“I offer this as a cautionary tale, because that unfortunate reality may befall many of you—on issues of air and of water quality. As you all surely know, EPA proposes to redefine the waters of the United States (or WOTUS) to eliminate Clean Water Act protections for many far-upstream stretches of waterway that may only carry water after precipitation events or just flow intermittently during the course of a year. The proposed rule would also exempt from Federal protection more than half the Nation’s wetlands—those that lack a direct connection to protected streams, rivers, lakes and estuaries.
“So, there would be no permits for industrial facilities that discharge wastewater into these places; no permits for draining, dredging or filling these wetlands; indeed, no restrictions whatsoever on what happens to these resources, which believe me, are connected to the waters in your states. Yes, there will be cost savings to those developers and industrial dischargers—operating upstream—who will no longer require technology and permits to reduce pollution from their activities. But, there will be additional costs to you, your state, your citizens and your economies. All of us downstream from these potentially unprotected waters will face increased pollution, which our water treatment facilities must clean up; our fish must endure; and our brewers can’t brag about.
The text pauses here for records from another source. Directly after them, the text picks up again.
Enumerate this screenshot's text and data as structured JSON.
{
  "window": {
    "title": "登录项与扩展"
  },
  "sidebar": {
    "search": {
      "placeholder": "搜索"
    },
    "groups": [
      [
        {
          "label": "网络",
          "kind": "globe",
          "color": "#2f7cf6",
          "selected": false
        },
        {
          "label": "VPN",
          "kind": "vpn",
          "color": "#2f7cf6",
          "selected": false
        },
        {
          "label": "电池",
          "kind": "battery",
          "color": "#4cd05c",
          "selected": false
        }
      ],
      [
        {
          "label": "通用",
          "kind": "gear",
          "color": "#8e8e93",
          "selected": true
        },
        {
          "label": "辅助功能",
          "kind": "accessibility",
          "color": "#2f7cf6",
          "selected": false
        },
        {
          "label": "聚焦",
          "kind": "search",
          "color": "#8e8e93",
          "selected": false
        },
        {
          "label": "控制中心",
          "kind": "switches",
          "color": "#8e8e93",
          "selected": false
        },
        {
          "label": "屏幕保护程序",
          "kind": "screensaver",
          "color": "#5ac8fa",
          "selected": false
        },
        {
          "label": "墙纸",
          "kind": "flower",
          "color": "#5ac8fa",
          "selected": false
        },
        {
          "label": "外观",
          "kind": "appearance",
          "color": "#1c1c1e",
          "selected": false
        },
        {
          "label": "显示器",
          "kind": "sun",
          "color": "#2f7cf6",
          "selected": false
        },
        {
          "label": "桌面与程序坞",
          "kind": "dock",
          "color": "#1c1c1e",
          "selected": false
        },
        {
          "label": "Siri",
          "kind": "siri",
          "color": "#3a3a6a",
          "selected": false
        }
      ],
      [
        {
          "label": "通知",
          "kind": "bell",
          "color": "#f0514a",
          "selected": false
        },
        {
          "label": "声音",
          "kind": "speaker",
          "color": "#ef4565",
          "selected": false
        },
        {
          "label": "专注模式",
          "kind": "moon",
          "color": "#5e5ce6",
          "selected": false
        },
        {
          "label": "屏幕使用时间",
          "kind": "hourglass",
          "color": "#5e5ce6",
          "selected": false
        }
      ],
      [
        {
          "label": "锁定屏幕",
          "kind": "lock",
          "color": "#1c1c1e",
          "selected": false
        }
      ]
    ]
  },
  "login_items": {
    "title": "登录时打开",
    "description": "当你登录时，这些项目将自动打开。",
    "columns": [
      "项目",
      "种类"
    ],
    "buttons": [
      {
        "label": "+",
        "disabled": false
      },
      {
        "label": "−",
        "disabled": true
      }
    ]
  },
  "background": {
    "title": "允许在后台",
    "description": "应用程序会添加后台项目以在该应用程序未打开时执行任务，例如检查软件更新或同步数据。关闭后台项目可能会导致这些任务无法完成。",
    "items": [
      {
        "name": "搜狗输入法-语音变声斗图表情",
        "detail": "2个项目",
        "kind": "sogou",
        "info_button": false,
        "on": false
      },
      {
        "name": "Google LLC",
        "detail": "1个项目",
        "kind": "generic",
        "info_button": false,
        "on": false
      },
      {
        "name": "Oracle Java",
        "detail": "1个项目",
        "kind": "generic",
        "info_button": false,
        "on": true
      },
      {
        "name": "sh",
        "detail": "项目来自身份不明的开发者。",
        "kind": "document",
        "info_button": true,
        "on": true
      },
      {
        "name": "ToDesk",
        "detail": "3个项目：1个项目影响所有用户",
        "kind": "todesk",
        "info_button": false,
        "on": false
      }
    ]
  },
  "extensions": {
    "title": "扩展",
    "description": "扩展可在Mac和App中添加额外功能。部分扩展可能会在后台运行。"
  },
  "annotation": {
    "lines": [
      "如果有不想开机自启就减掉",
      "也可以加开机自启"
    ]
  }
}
“So, what about cooperative federalism? Can’t States exercise their rights under the Clean Water Act to provide protection where the Federal government will not? The EPA says yes, but the legislatures in 26 of your States say otherwise—either prohibiting you from imposing stronger standards than the Federal government sets or imposing substantial hurdles to any such attempt. This is a troubling situation.
“I invite you to work with my staff and me and with the elected officials in your states to figure out how we can define our collective environmental mission. I’d suggest we do so not by arguing about different regulatory philosophies, but rather by drawing on our common understanding that caring for the environment and the health of our citizens—indeed being good stewards of all creation—is our moral obligation.
“Let us all bring to this critical work the urgency the health of our people, our environment and our world deserve. Thank you for all that you do.”